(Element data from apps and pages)
= = = =

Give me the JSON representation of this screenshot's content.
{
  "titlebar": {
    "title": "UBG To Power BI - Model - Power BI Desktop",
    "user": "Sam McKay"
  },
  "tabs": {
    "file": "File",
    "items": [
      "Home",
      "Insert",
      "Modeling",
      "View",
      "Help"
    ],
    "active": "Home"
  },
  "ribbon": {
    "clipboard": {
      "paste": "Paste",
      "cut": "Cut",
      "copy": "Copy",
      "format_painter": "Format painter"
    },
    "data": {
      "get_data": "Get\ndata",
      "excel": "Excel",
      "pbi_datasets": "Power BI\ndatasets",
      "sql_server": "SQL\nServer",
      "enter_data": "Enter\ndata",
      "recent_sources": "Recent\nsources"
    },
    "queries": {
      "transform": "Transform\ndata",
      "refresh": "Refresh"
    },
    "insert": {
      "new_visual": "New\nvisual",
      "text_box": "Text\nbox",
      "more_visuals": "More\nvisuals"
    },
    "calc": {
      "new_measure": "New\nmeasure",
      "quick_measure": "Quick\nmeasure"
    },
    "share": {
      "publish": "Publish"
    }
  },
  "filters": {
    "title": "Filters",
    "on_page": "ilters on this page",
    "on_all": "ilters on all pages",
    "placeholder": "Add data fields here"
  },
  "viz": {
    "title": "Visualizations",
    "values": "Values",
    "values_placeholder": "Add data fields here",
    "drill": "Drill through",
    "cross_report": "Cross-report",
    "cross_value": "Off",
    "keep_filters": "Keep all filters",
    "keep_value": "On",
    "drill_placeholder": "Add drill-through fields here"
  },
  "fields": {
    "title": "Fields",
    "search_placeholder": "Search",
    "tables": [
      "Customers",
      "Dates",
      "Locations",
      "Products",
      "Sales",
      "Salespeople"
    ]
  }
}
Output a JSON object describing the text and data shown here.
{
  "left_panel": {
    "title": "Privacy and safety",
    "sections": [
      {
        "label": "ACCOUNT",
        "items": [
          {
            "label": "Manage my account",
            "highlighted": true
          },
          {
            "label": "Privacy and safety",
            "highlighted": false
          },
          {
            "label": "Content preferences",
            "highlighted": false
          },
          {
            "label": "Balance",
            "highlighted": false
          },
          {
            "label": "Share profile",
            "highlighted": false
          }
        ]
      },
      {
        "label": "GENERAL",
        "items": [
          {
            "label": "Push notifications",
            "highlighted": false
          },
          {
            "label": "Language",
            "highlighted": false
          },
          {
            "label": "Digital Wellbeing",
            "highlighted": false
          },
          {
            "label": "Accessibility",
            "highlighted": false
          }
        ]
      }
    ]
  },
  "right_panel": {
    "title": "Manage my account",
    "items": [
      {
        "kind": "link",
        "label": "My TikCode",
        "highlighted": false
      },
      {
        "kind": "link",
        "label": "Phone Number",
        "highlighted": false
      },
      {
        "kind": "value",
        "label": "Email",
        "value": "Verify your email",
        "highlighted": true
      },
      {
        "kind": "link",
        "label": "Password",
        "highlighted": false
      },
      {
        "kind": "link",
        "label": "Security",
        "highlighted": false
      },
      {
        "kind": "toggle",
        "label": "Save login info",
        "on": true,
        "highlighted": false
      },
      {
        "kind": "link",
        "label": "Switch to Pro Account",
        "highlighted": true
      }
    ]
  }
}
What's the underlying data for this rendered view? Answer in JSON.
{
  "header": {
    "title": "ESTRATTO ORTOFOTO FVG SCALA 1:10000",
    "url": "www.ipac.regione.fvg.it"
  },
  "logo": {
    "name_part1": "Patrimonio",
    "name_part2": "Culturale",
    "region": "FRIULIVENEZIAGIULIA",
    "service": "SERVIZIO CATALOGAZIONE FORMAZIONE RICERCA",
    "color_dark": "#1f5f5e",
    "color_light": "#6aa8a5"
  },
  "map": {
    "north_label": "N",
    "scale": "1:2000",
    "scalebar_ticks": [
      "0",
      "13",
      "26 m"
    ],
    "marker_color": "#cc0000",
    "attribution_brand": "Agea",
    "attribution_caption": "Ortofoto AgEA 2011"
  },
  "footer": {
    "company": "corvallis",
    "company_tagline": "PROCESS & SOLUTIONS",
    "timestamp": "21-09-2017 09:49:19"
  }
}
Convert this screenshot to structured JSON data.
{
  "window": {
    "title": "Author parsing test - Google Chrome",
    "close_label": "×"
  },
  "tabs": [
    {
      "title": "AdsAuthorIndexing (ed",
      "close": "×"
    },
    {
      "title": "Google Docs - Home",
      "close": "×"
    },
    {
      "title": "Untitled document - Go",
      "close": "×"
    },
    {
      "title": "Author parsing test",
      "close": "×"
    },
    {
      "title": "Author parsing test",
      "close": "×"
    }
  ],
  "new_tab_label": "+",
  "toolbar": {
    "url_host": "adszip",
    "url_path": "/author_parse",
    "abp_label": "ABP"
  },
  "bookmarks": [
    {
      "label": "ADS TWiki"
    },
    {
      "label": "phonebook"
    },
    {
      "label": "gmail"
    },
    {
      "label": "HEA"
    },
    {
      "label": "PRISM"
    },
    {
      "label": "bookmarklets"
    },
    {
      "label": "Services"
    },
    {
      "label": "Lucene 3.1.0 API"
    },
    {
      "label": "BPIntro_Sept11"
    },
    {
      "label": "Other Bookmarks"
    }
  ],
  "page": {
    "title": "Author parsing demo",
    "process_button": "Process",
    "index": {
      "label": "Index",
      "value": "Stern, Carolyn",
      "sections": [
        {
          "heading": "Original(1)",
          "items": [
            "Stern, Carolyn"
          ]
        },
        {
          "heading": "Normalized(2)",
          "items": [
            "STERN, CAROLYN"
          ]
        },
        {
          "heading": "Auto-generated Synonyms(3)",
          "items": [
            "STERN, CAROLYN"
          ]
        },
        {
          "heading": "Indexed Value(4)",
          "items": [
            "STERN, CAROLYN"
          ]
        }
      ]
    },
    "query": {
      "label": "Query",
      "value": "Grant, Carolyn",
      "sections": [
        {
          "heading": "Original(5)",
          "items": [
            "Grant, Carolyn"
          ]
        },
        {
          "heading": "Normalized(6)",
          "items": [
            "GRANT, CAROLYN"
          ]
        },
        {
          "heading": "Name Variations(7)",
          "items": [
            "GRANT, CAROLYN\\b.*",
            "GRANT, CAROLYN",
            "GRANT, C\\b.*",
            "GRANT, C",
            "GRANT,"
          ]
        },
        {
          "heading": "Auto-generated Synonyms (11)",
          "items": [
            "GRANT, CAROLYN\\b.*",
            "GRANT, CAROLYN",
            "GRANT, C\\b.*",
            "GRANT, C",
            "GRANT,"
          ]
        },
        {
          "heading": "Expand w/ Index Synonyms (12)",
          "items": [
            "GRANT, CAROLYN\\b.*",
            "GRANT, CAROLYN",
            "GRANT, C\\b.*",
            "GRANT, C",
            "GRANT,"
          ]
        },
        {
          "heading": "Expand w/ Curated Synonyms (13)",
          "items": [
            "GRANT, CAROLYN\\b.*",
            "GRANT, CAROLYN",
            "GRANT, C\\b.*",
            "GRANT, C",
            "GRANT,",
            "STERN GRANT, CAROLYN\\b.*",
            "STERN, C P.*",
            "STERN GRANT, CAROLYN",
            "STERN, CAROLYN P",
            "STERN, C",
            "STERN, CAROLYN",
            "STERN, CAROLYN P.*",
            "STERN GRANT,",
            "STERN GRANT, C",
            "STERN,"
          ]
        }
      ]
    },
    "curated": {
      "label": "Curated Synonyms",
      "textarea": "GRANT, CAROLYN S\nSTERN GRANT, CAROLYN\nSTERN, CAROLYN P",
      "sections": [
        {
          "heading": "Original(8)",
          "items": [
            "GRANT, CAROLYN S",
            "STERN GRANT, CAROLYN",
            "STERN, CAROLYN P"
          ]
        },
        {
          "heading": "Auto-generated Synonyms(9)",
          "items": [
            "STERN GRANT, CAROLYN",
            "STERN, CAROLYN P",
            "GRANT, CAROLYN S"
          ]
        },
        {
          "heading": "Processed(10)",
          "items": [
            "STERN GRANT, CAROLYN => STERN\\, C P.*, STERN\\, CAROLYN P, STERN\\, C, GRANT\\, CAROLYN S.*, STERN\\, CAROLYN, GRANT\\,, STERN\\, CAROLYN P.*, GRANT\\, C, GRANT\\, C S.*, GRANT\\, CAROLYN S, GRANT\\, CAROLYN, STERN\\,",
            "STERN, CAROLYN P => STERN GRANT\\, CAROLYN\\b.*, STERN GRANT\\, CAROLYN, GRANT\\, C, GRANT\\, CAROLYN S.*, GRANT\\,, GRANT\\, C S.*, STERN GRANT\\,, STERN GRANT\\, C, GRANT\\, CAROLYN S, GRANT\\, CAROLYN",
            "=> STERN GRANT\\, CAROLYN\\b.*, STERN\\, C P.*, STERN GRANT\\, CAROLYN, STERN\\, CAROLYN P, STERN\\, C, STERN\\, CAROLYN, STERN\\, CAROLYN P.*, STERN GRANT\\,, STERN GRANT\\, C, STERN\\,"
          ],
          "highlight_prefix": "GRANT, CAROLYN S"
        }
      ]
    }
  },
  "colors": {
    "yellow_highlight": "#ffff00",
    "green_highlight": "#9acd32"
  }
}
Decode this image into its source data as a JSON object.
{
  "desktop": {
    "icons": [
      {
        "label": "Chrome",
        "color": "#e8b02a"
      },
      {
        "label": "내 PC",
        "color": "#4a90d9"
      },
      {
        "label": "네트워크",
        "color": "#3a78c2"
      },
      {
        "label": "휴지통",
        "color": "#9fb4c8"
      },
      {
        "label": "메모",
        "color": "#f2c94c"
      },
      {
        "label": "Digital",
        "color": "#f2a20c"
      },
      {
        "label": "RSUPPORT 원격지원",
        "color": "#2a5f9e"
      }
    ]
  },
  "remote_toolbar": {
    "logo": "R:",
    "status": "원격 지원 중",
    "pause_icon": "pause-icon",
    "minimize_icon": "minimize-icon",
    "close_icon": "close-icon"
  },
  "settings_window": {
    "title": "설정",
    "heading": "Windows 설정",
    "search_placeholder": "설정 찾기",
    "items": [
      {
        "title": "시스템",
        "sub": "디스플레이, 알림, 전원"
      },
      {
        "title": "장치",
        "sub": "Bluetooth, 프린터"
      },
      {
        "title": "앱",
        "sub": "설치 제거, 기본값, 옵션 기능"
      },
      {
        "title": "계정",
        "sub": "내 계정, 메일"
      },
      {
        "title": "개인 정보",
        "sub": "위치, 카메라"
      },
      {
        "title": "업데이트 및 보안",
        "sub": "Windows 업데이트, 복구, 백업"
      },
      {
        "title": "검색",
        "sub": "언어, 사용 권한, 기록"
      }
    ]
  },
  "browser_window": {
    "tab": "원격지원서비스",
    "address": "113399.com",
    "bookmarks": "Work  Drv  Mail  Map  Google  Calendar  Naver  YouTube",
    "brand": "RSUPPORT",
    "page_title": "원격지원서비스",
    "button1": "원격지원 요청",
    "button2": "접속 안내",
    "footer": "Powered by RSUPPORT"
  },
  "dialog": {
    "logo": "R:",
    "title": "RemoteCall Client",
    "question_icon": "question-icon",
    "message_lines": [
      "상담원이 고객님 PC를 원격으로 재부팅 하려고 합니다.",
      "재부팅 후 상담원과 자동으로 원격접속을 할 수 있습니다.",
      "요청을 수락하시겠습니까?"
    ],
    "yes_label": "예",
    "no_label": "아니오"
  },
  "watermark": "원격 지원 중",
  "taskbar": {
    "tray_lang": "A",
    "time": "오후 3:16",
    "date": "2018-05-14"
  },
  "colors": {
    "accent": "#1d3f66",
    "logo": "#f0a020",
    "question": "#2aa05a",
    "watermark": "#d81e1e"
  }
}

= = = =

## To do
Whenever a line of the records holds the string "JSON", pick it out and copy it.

## Result of this task
Give me the JSON representation of this screenshot's content.
Output a JSON object describing the text and data shown here.
What's the underlying data for this rendered view? Answer in JSON.
Convert this screenshot to structured JSON data.
Decode this image into its source data as a JSON object.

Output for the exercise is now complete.